Last night, I rolled out dough for pasta.  I heard my roommate say my name.  “Are you ok?” she asked and pulled me back into the room.  I felt my face loosen from its consternated knit and the rhythmic pounding of my hands slow to slackness.  My knuckles rested casually on the dough, the touch a reminder of presence, and I laughed.

“I was somewhere else,” I said, and she laughed too.  She went back to her phone conversation, and I began to roll out the dough again, but it was colder – stiffer, as if the break had ruined some fluid climax.  As if it wanted forgiveness from my hands.

I’ve been kneading bread, pizza, pasta – and as my hands work into dough, I understand it’s just a metaphor for that other word, that I am needing, too – gentleness, patience, touch.

A friend of mine said, “My gift to the world is smiling.”  And I realized, we don’t project nearly enough love into the world, especially in New York, where the train you need to take is always imminent, the line too long and slow, time too divided.  Maybe that’s why I’m kneading.  It’s nothing but time and some muscle, like love displaced into food, though for me, food is always love.

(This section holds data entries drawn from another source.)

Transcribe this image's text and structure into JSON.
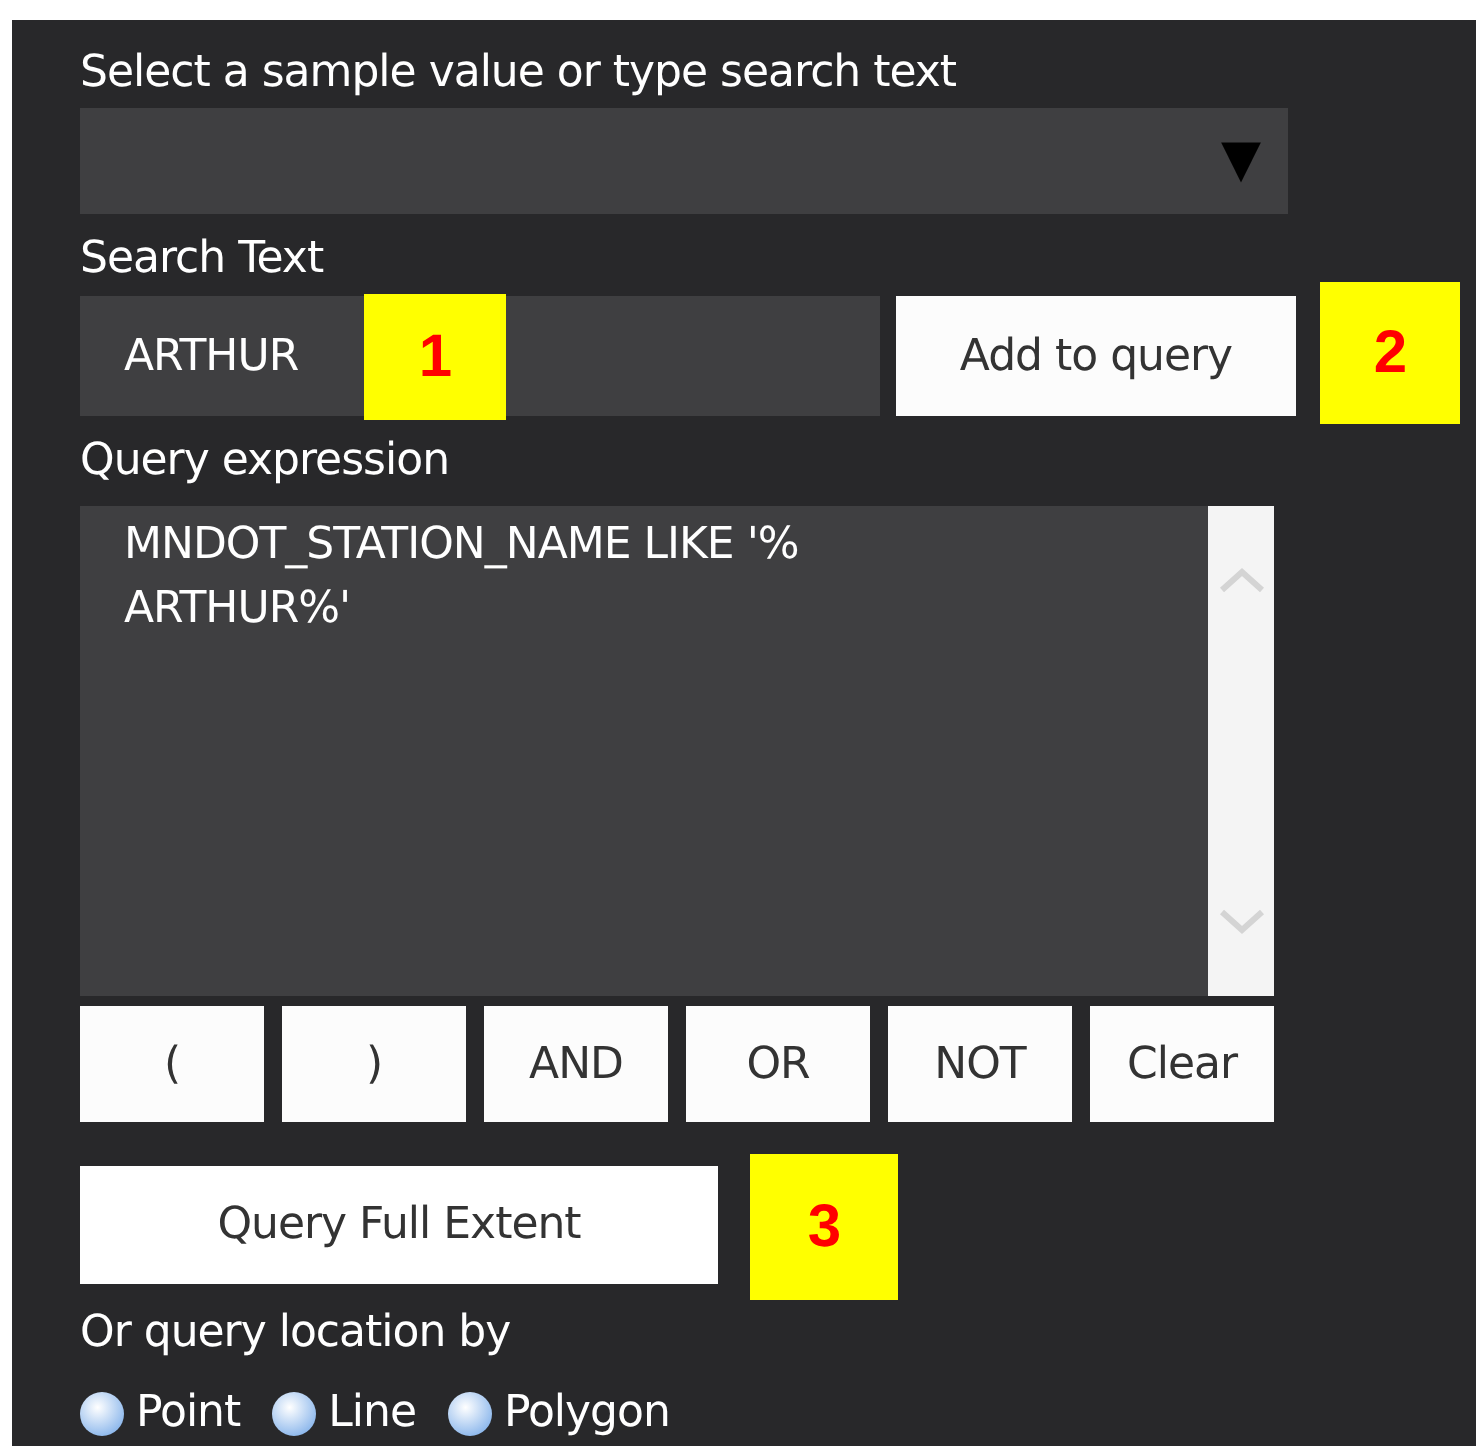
{
  "sample_value": {
    "label": "Select a sample value or type search text",
    "arrow": "▼"
  },
  "search_text": {
    "label": "Search Text",
    "value": "ARTHUR",
    "button": "Add to query"
  },
  "query_expression": {
    "label": "Query expression",
    "lines": [
      "MNDOT_STATION_NAME LIKE '%",
      "ARTHUR%'"
    ]
  },
  "operator_buttons": [
    "(",
    ")",
    "AND",
    "OR",
    "NOT",
    "Clear"
  ],
  "full_extent_button": "Query Full Extent",
  "location": {
    "label": "Or query location by",
    "options": [
      {
        "label": "Point",
        "selected": false
      },
      {
        "label": "Line",
        "selected": false
      },
      {
        "label": "Polygon",
        "selected": false
      }
    ]
  },
  "annotations": [
    "1",
    "2",
    "3"
  ]
}
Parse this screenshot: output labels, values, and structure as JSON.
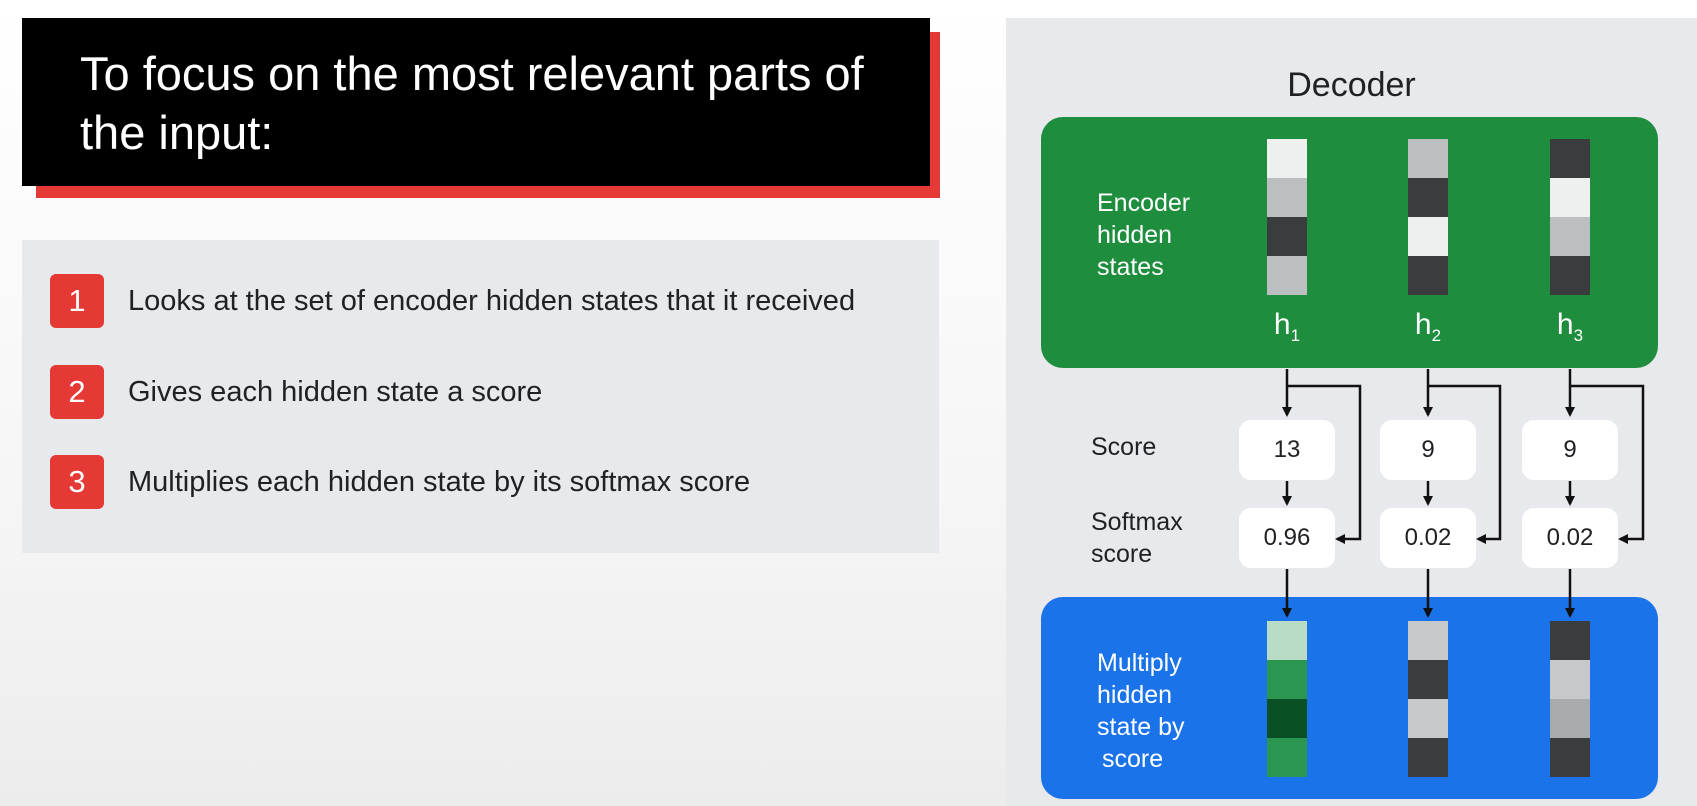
{
  "title": {
    "text": "To focus on the most relevant parts of the input:"
  },
  "steps": [
    {
      "number": "1",
      "text": "Looks at the set of encoder hidden states that it received"
    },
    {
      "number": "2",
      "text": "Gives each hidden state a score"
    },
    {
      "number": "3",
      "text": "Multiplies each hidden state by its softmax score"
    }
  ],
  "diagram": {
    "title": "Decoder",
    "encoder_label": [
      "Encoder",
      "hidden",
      "states"
    ],
    "score_label": "Score",
    "softmax_label": [
      "Softmax",
      "score"
    ],
    "multiply_label": [
      "Multiply",
      "hidden",
      "state by",
      "score"
    ],
    "hidden_states": [
      {
        "name": "h",
        "index": "1",
        "colors": [
          "#eef0f0",
          "#bcbfc2",
          "#3b3c3e",
          "#bcbfc2"
        ]
      },
      {
        "name": "h",
        "index": "2",
        "colors": [
          "#bcbfc2",
          "#3b3c3e",
          "#eef0f0",
          "#3b3c3e"
        ]
      },
      {
        "name": "h",
        "index": "3",
        "colors": [
          "#3b3c3e",
          "#eef0f0",
          "#bcbfc2",
          "#3b3c3e"
        ]
      }
    ],
    "scores": [
      "13",
      "9",
      "9"
    ],
    "softmax_scores": [
      "0.96",
      "0.02",
      "0.02"
    ],
    "weighted_states": [
      {
        "colors": [
          "#b9dcc7",
          "#2a9650",
          "#0b4f24",
          "#2a9650"
        ]
      },
      {
        "colors": [
          "#c6c8cb",
          "#3b3c3e",
          "#c6c8cb",
          "#3b3c3e"
        ]
      },
      {
        "colors": [
          "#3b3c3e",
          "#c6c8cb",
          "#a8abae",
          "#3b3c3e"
        ]
      }
    ],
    "colors": {
      "encoder_box": "#1e8e3e",
      "multiply_box": "#1a73e8",
      "badge": "#e53935",
      "title_card": "#000000"
    }
  }
}
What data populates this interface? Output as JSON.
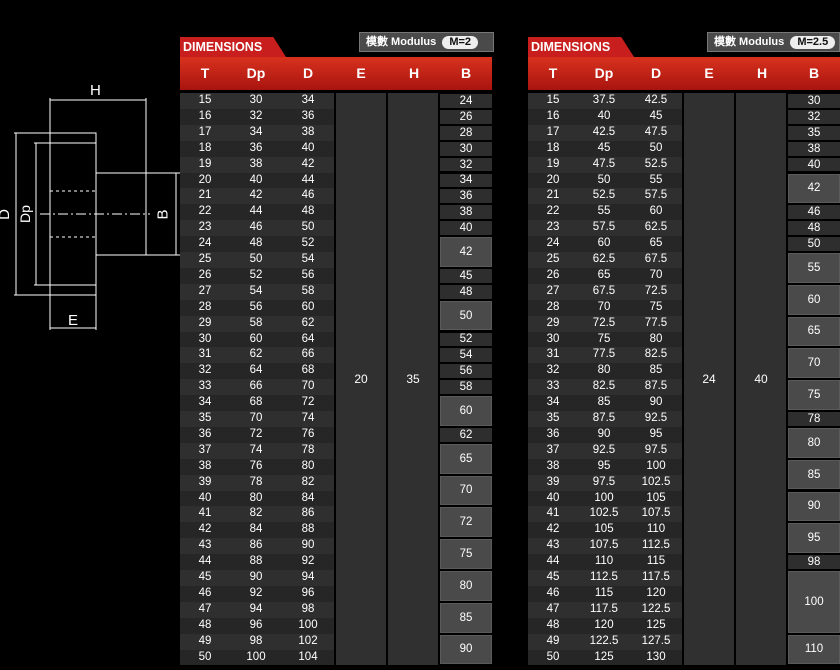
{
  "diagram_labels": {
    "H": "H",
    "D": "D",
    "Dp": "Dp",
    "B": "B",
    "E": "E"
  },
  "headers": [
    "T",
    "Dp",
    "D",
    "E",
    "H",
    "B"
  ],
  "left": {
    "title": "DIMENSIONS",
    "modulus_label": "模數 Modulus",
    "modulus_value": "M=2",
    "E": "20",
    "H": "35",
    "rows": [
      [
        "15",
        "30",
        "34"
      ],
      [
        "16",
        "32",
        "36"
      ],
      [
        "17",
        "34",
        "38"
      ],
      [
        "18",
        "36",
        "40"
      ],
      [
        "19",
        "38",
        "42"
      ],
      [
        "20",
        "40",
        "44"
      ],
      [
        "21",
        "42",
        "46"
      ],
      [
        "22",
        "44",
        "48"
      ],
      [
        "23",
        "46",
        "50"
      ],
      [
        "24",
        "48",
        "52"
      ],
      [
        "25",
        "50",
        "54"
      ],
      [
        "26",
        "52",
        "56"
      ],
      [
        "27",
        "54",
        "58"
      ],
      [
        "28",
        "56",
        "60"
      ],
      [
        "29",
        "58",
        "62"
      ],
      [
        "30",
        "60",
        "64"
      ],
      [
        "31",
        "62",
        "66"
      ],
      [
        "32",
        "64",
        "68"
      ],
      [
        "33",
        "66",
        "70"
      ],
      [
        "34",
        "68",
        "72"
      ],
      [
        "35",
        "70",
        "74"
      ],
      [
        "36",
        "72",
        "76"
      ],
      [
        "37",
        "74",
        "78"
      ],
      [
        "38",
        "76",
        "80"
      ],
      [
        "39",
        "78",
        "82"
      ],
      [
        "40",
        "80",
        "84"
      ],
      [
        "41",
        "82",
        "86"
      ],
      [
        "42",
        "84",
        "88"
      ],
      [
        "43",
        "86",
        "90"
      ],
      [
        "44",
        "88",
        "92"
      ],
      [
        "45",
        "90",
        "94"
      ],
      [
        "46",
        "92",
        "96"
      ],
      [
        "47",
        "94",
        "98"
      ],
      [
        "48",
        "96",
        "100"
      ],
      [
        "49",
        "98",
        "102"
      ],
      [
        "50",
        "100",
        "104"
      ]
    ],
    "B": [
      {
        "v": "24",
        "start": 0,
        "span": 1
      },
      {
        "v": "26",
        "start": 1,
        "span": 1
      },
      {
        "v": "28",
        "start": 2,
        "span": 1
      },
      {
        "v": "30",
        "start": 3,
        "span": 1
      },
      {
        "v": "32",
        "start": 4,
        "span": 1
      },
      {
        "v": "34",
        "start": 5,
        "span": 1
      },
      {
        "v": "36",
        "start": 6,
        "span": 1
      },
      {
        "v": "38",
        "start": 7,
        "span": 1
      },
      {
        "v": "40",
        "start": 8,
        "span": 1
      },
      {
        "v": "42",
        "start": 9,
        "span": 2
      },
      {
        "v": "45",
        "start": 11,
        "span": 1
      },
      {
        "v": "48",
        "start": 12,
        "span": 1
      },
      {
        "v": "50",
        "start": 13,
        "span": 2
      },
      {
        "v": "52",
        "start": 15,
        "span": 1
      },
      {
        "v": "54",
        "start": 16,
        "span": 1
      },
      {
        "v": "56",
        "start": 17,
        "span": 1
      },
      {
        "v": "58",
        "start": 18,
        "span": 1
      },
      {
        "v": "60",
        "start": 19,
        "span": 2
      },
      {
        "v": "62",
        "start": 21,
        "span": 1
      },
      {
        "v": "65",
        "start": 22,
        "span": 2
      },
      {
        "v": "70",
        "start": 24,
        "span": 2
      },
      {
        "v": "72",
        "start": 26,
        "span": 2
      },
      {
        "v": "75",
        "start": 28,
        "span": 2
      },
      {
        "v": "80",
        "start": 30,
        "span": 2
      },
      {
        "v": "85",
        "start": 32,
        "span": 2
      },
      {
        "v": "90",
        "start": 34,
        "span": 2
      }
    ]
  },
  "right": {
    "title": "DIMENSIONS",
    "modulus_label": "模數 Modulus",
    "modulus_value": "M=2.5",
    "E": "24",
    "H": "40",
    "rows": [
      [
        "15",
        "37.5",
        "42.5"
      ],
      [
        "16",
        "40",
        "45"
      ],
      [
        "17",
        "42.5",
        "47.5"
      ],
      [
        "18",
        "45",
        "50"
      ],
      [
        "19",
        "47.5",
        "52.5"
      ],
      [
        "20",
        "50",
        "55"
      ],
      [
        "21",
        "52.5",
        "57.5"
      ],
      [
        "22",
        "55",
        "60"
      ],
      [
        "23",
        "57.5",
        "62.5"
      ],
      [
        "24",
        "60",
        "65"
      ],
      [
        "25",
        "62.5",
        "67.5"
      ],
      [
        "26",
        "65",
        "70"
      ],
      [
        "27",
        "67.5",
        "72.5"
      ],
      [
        "28",
        "70",
        "75"
      ],
      [
        "29",
        "72.5",
        "77.5"
      ],
      [
        "30",
        "75",
        "80"
      ],
      [
        "31",
        "77.5",
        "82.5"
      ],
      [
        "32",
        "80",
        "85"
      ],
      [
        "33",
        "82.5",
        "87.5"
      ],
      [
        "34",
        "85",
        "90"
      ],
      [
        "35",
        "87.5",
        "92.5"
      ],
      [
        "36",
        "90",
        "95"
      ],
      [
        "37",
        "92.5",
        "97.5"
      ],
      [
        "38",
        "95",
        "100"
      ],
      [
        "39",
        "97.5",
        "102.5"
      ],
      [
        "40",
        "100",
        "105"
      ],
      [
        "41",
        "102.5",
        "107.5"
      ],
      [
        "42",
        "105",
        "110"
      ],
      [
        "43",
        "107.5",
        "112.5"
      ],
      [
        "44",
        "110",
        "115"
      ],
      [
        "45",
        "112.5",
        "117.5"
      ],
      [
        "46",
        "115",
        "120"
      ],
      [
        "47",
        "117.5",
        "122.5"
      ],
      [
        "48",
        "120",
        "125"
      ],
      [
        "49",
        "122.5",
        "127.5"
      ],
      [
        "50",
        "125",
        "130"
      ]
    ],
    "B": [
      {
        "v": "30",
        "start": 0,
        "span": 1
      },
      {
        "v": "32",
        "start": 1,
        "span": 1
      },
      {
        "v": "35",
        "start": 2,
        "span": 1
      },
      {
        "v": "38",
        "start": 3,
        "span": 1
      },
      {
        "v": "40",
        "start": 4,
        "span": 1
      },
      {
        "v": "42",
        "start": 5,
        "span": 2
      },
      {
        "v": "46",
        "start": 7,
        "span": 1
      },
      {
        "v": "48",
        "start": 8,
        "span": 1
      },
      {
        "v": "50",
        "start": 9,
        "span": 1
      },
      {
        "v": "55",
        "start": 10,
        "span": 2
      },
      {
        "v": "60",
        "start": 12,
        "span": 2
      },
      {
        "v": "65",
        "start": 14,
        "span": 2
      },
      {
        "v": "70",
        "start": 16,
        "span": 2
      },
      {
        "v": "75",
        "start": 18,
        "span": 2
      },
      {
        "v": "78",
        "start": 20,
        "span": 1
      },
      {
        "v": "80",
        "start": 21,
        "span": 2
      },
      {
        "v": "85",
        "start": 23,
        "span": 2
      },
      {
        "v": "90",
        "start": 25,
        "span": 2
      },
      {
        "v": "95",
        "start": 27,
        "span": 2
      },
      {
        "v": "98",
        "start": 29,
        "span": 1
      },
      {
        "v": "100",
        "start": 30,
        "span": 4
      },
      {
        "v": "110",
        "start": 34,
        "span": 2
      }
    ]
  }
}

Can I say that my gift to the world is pasta?  Can the slow, transformative brush of fingertips on flour and egg be enough love to tip the world toward a more peaceful center?  Or is my kneading selfish, since the love I knead into the dough is what I eat myself again?  Though really, we’re often so unkind to each other because we don’t first love ourselves.  And anyway, I’d feed you too, you know.  I’d love to feed you, too.